*WHAT YOU SHOULD DO*
A word-for-word repetition of the records beneath this task is the expected answer.

####

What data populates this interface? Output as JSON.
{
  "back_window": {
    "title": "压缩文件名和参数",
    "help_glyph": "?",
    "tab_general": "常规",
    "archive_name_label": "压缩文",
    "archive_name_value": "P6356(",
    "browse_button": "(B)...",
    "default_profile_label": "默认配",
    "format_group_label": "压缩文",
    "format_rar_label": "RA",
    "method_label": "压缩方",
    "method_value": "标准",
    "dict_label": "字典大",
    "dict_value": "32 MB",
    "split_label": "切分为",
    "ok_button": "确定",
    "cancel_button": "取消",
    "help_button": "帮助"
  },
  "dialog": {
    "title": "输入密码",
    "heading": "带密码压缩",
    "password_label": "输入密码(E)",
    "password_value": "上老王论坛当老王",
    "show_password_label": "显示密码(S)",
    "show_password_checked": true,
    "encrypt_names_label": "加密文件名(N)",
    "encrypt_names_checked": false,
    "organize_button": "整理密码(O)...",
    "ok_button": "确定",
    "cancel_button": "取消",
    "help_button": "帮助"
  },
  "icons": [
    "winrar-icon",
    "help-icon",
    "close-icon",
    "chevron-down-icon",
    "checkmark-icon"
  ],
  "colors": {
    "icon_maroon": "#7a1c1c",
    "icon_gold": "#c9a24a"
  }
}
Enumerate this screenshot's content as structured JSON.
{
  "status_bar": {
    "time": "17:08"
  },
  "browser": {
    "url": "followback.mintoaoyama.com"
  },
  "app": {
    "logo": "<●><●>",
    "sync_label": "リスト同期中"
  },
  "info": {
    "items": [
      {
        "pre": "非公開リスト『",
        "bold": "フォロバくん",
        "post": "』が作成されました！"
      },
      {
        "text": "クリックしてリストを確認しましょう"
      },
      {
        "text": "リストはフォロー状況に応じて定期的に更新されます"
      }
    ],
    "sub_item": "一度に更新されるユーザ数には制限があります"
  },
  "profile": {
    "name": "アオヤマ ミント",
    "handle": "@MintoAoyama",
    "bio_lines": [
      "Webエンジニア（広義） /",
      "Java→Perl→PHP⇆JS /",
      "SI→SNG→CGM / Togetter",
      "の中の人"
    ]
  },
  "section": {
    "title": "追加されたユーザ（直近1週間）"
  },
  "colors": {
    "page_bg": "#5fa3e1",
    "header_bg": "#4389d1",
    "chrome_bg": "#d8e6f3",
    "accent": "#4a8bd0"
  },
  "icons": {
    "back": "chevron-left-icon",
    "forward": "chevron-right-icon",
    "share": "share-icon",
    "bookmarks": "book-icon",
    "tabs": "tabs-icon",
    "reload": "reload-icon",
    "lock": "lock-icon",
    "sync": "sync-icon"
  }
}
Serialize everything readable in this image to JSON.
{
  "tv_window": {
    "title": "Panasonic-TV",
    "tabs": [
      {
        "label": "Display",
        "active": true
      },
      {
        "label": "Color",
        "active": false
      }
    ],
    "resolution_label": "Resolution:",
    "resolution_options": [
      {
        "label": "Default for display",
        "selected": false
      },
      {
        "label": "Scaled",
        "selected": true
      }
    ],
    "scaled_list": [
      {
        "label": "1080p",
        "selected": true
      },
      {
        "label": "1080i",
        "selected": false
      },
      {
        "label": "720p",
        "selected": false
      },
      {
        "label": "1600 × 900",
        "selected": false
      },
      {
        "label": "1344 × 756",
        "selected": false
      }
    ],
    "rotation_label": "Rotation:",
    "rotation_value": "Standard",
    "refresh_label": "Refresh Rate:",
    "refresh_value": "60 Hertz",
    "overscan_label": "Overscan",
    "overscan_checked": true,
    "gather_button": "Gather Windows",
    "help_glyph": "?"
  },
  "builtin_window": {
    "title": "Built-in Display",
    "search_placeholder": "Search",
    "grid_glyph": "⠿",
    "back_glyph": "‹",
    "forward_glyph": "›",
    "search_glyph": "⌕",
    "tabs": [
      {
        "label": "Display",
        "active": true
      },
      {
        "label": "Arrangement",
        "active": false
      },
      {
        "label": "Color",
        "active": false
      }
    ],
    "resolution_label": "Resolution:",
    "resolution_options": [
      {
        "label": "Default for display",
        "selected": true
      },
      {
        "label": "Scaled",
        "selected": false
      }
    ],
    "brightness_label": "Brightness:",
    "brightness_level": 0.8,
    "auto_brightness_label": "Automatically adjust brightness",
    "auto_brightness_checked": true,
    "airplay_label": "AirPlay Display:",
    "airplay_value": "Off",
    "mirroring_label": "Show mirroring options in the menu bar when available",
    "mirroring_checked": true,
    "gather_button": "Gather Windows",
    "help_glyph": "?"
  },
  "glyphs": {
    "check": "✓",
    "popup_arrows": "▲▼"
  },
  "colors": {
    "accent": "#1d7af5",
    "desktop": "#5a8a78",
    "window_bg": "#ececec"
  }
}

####

*RESPONSE AREA*
What data populates this interface? Output as JSON.
{
  "back_window": {
    "title": "压缩文件名和参数",
    "help_glyph": "?",
    "tab_general": "常规",
    "archive_name_label": "压缩文",
    "archive_name_value": "P6356(",
    "browse_button": "(B)...",
    "default_profile_label": "默认配",
    "format_group_label": "压缩文",
    "format_rar_label": "RA",
    "method_label": "压缩方",
    "method_value": "标准",
    "dict_label": "字典大",
    "dict_value": "32 MB",
    "split_label": "切分为",
    "ok_button": "确定",
    "cancel_button": "取消",
    "help_button": "帮助"
  },
  "dialog": {
    "title": "输入密码",
    "heading": "带密码压缩",
    "password_label": "输入密码(E)",
    "password_value": "上老王论坛当老王",
    "show_password_label": "显示密码(S)",
    "show_password_checked": true,
    "encrypt_names_label": "加密文件名(N)",
    "encrypt_names_checked": false,
    "organize_button": "整理密码(O)...",
    "ok_button": "确定",
    "cancel_button": "取消",
    "help_button": "帮助"
  },
  "icons": [
    "winrar-icon",
    "help-icon",
    "close-icon",
    "chevron-down-icon",
    "checkmark-icon"
  ],
  "colors": {
    "icon_maroon": "#7a1c1c",
    "icon_gold": "#c9a24a"
  }
}
Enumerate this screenshot's content as structured JSON.
{
  "status_bar": {
    "time": "17:08"
  },
  "browser": {
    "url": "followback.mintoaoyama.com"
  },
  "app": {
    "logo": "<●><●>",
    "sync_label": "リスト同期中"
  },
  "info": {
    "items": [
      {
        "pre": "非公開リスト『",
        "bold": "フォロバくん",
        "post": "』が作成されました！"
      },
      {
        "text": "クリックしてリストを確認しましょう"
      },
      {
        "text": "リストはフォロー状況に応じて定期的に更新されます"
      }
    ],
    "sub_item": "一度に更新されるユーザ数には制限があります"
  },
  "profile": {
    "name": "アオヤマ ミント",
    "handle": "@MintoAoyama",
    "bio_lines": [
      "Webエンジニア（広義） /",
      "Java→Perl→PHP⇆JS /",
      "SI→SNG→CGM / Togetter",
      "の中の人"
    ]
  },
  "section": {
    "title": "追加されたユーザ（直近1週間）"
  },
  "colors": {
    "page_bg": "#5fa3e1",
    "header_bg": "#4389d1",
    "chrome_bg": "#d8e6f3",
    "accent": "#4a8bd0"
  },
  "icons": {
    "back": "chevron-left-icon",
    "forward": "chevron-right-icon",
    "share": "share-icon",
    "bookmarks": "book-icon",
    "tabs": "tabs-icon",
    "reload": "reload-icon",
    "lock": "lock-icon",
    "sync": "sync-icon"
  }
}
Serialize everything readable in this image to JSON.
{
  "tv_window": {
    "title": "Panasonic-TV",
    "tabs": [
      {
        "label": "Display",
        "active": true
      },
      {
        "label": "Color",
        "active": false
      }
    ],
    "resolution_label": "Resolution:",
    "resolution_options": [
      {
        "label": "Default for display",
        "selected": false
      },
      {
        "label": "Scaled",
        "selected": true
      }
    ],
    "scaled_list": [
      {
        "label": "1080p",
        "selected": true
      },
      {
        "label": "1080i",
        "selected": false
      },
      {
        "label": "720p",
        "selected": false
      },
      {
        "label": "1600 × 900",
        "selected": false
      },
      {
        "label": "1344 × 756",
        "selected": false
      }
    ],
    "rotation_label": "Rotation:",
    "rotation_value": "Standard",
    "refresh_label": "Refresh Rate:",
    "refresh_value": "60 Hertz",
    "overscan_label": "Overscan",
    "overscan_checked": true,
    "gather_button": "Gather Windows",
    "help_glyph": "?"
  },
  "builtin_window": {
    "title": "Built-in Display",
    "search_placeholder": "Search",
    "grid_glyph": "⠿",
    "back_glyph": "‹",
    "forward_glyph": "›",
    "search_glyph": "⌕",
    "tabs": [
      {
        "label": "Display",
        "active": true
      },
      {
        "label": "Arrangement",
        "active": false
      },
      {
        "label": "Color",
        "active": false
      }
    ],
    "resolution_label": "Resolution:",
    "resolution_options": [
      {
        "label": "Default for display",
        "selected": true
      },
      {
        "label": "Scaled",
        "selected": false
      }
    ],
    "brightness_label": "Brightness:",
    "brightness_level": 0.8,
    "auto_brightness_label": "Automatically adjust brightness",
    "auto_brightness_checked": true,
    "airplay_label": "AirPlay Display:",
    "airplay_value": "Off",
    "mirroring_label": "Show mirroring options in the menu bar when available",
    "mirroring_checked": true,
    "gather_button": "Gather Windows",
    "help_glyph": "?"
  },
  "glyphs": {
    "check": "✓",
    "popup_arrows": "▲▼"
  },
  "colors": {
    "accent": "#1d7af5",
    "desktop": "#5a8a78",
    "window_bg": "#ececec"
  }
}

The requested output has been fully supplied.